By LAURAN NEERGAARD
AP Medical Writer
WASHINGTON (AP) — Be happy — it seems to be good for your heart. Scientists have long known that Type A personalities and people who are chronically angry, anxious or depressed have a higher risk of heart attacks.
Now a Harvard review of the flip side of that psychology concludes that being upbeat and optimistic just may help protect against heart disease.
Rather than focusing only on how to lessen heart risks, "it might also be useful to focus on how we might bolster the positive side of things," said lead researcher Julia Boehm of the Harvard School of Public Health.
Boehm reviewed dozens of studies examining a positive outlook — as determined by various psychological measurements — on heart health. Optimism in particular seems key, as a number of studies found the most optimistic people had half the risk of a first heart attack when compared to the least optimistic, Boehm said.
Why? Previous work shows the stress associated with negative psychological traits can lead to damage of arteries and the heart itself.
Boehm found that people with a better sense of well-being tend to have healthier blood pressure, cholesterol and weight, and are more likely to exercise, eat healthier, geten't clear.
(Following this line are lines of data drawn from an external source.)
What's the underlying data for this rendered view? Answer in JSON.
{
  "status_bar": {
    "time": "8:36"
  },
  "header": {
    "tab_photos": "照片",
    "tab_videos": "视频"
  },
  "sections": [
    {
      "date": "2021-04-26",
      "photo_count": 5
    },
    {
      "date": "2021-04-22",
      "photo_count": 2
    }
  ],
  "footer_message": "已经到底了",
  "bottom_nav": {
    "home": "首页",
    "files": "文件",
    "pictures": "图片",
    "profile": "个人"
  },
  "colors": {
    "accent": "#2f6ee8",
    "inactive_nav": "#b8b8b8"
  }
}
"Sometimes it's hard, particularly in tough economic times, but taking a moment to just relax and enjoy a sunny day might be good heart health," Jackson said.